- REQUIRED WORK
Every entry has to be restated word for word.

- Stored dataset items
□ □ □ □
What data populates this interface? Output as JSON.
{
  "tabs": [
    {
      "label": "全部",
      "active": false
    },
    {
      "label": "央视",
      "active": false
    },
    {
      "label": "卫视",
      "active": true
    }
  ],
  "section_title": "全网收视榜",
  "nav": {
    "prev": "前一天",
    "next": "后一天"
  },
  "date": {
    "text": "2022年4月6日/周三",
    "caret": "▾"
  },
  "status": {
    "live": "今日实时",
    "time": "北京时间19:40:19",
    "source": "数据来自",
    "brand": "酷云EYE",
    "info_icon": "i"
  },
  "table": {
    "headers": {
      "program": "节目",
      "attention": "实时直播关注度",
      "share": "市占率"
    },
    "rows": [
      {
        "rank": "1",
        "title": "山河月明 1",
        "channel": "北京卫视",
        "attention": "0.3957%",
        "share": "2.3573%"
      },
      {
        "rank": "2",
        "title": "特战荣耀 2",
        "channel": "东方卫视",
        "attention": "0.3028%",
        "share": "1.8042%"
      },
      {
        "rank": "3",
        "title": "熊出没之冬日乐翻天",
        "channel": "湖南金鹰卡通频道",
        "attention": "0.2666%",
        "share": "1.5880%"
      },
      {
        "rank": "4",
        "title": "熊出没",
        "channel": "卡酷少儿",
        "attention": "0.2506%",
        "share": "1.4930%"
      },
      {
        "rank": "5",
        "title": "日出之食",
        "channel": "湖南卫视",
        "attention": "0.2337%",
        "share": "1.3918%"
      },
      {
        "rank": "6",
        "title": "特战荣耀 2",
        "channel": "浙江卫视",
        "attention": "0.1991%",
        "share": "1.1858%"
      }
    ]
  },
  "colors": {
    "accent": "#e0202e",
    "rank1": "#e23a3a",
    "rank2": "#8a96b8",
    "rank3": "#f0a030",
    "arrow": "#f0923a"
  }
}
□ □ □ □
- ANSWER TO THE PROBLEM
What data populates this interface? Output as JSON.
{
  "tabs": [
    {
      "label": "全部",
      "active": false
    },
    {
      "label": "央视",
      "active": false
    },
    {
      "label": "卫视",
      "active": true
    }
  ],
  "section_title": "全网收视榜",
  "nav": {
    "prev": "前一天",
    "next": "后一天"
  },
  "date": {
    "text": "2022年4月6日/周三",
    "caret": "▾"
  },
  "status": {
    "live": "今日实时",
    "time": "北京时间19:40:19",
    "source": "数据来自",
    "brand": "酷云EYE",
    "info_icon": "i"
  },
  "table": {
    "headers": {
      "program": "节目",
      "attention": "实时直播关注度",
      "share": "市占率"
    },
    "rows": [
      {
        "rank": "1",
        "title": "山河月明 1",
        "channel": "北京卫视",
        "attention": "0.3957%",
        "share": "2.3573%"
      },
      {
        "rank": "2",
        "title": "特战荣耀 2",
        "channel": "东方卫视",
        "attention": "0.3028%",
        "share": "1.8042%"
      },
      {
        "rank": "3",
        "title": "熊出没之冬日乐翻天",
        "channel": "湖南金鹰卡通频道",
        "attention": "0.2666%",
        "share": "1.5880%"
      },
      {
        "rank": "4",
        "title": "熊出没",
        "channel": "卡酷少儿",
        "attention": "0.2506%",
        "share": "1.4930%"
      },
      {
        "rank": "5",
        "title": "日出之食",
        "channel": "湖南卫视",
        "attention": "0.2337%",
        "share": "1.3918%"
      },
      {
        "rank": "6",
        "title": "特战荣耀 2",
        "channel": "浙江卫视",
        "attention": "0.1991%",
        "share": "1.1858%"
      }
    ]
  },
  "colors": {
    "accent": "#e0202e",
    "rank1": "#e23a3a",
    "rank2": "#8a96b8",
    "rank3": "#f0a030",
    "arrow": "#f0923a"
  }
}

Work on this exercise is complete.